We do need to talk to people and to developers both about understanding good data practices, good data hygiene, if you will, and proper and improper uses of these technologies. And that is a conversation we are going to need to continue to have.
JEFFREY BROWN: How much do you sense -- I will ask both of you, but start with you, Jules -- the consumer awareness or even a backlash now, fueled in part by some of the NSA revelations we heard at the beginning of the program? How much do you sense that there is a backlash of concern over privacy?
JULES POLONETSKY: Well, certainly, Target's sales were down over the holiday because of the big public awareness over their data breach.

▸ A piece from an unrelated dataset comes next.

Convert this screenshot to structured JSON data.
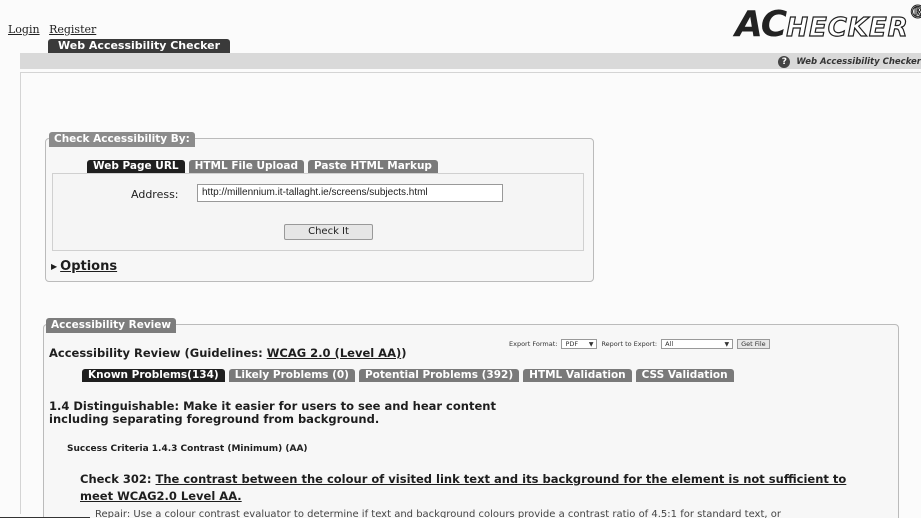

Clearly, people have some sense of unease sometimes when they are on the Internet. Should they clear cookies? Who is tracking them? We don't want that unease when it comes to driving a car, when it comes to your house. I think we need to do better in the Internet of things at making sure people feel empowered by the way that data is being used, that they are sure that it is being used for them, as opposed to companies doing things to them.
So, I don't think we have seen a backlash yet. I think the NSA revelations have forced a lot of people to think a little bit harder. We have seen the increase in the number of people who use privacy tools or private search engines. But I think the big questions are still in front of us. And if companies are going to want to be intimate with us, they are going to need to be transparent with us.
JEFFREY BROWN: Adam Thierer?
ADAM THIERER: Well, we need to understand that privacy is a very subjective value, and that some people will be very sensitive about it, others not so much.
What we need to do is, we need to provide diverse tools to a diverse citizenry. We need to make sure that people who are highly privacy-sensitive have tools at their disposal, and they have many today that can block certain types of tracking technologies or location awareness technologies or whatever else, and that other people are willing, if they are willing to, can trade off their privacy in exchange for more convenience, better services, cheaper goods, whatever it may be.
JEFFREY BROWN: Some of that is going to put more on the consumer though, right?
ADAM THIERER: It will, but it also needs to be developers who need to be thinking about this. And we need to talk to them about the ethics in this regard.
JEFFREY BROWN: All right, continuing discussion.
Adam Thierer, Jules Polonetsky, thank you both very much.
ADAM THIERER: Thank you.
JULES POLONETSKY: Thanks for having us.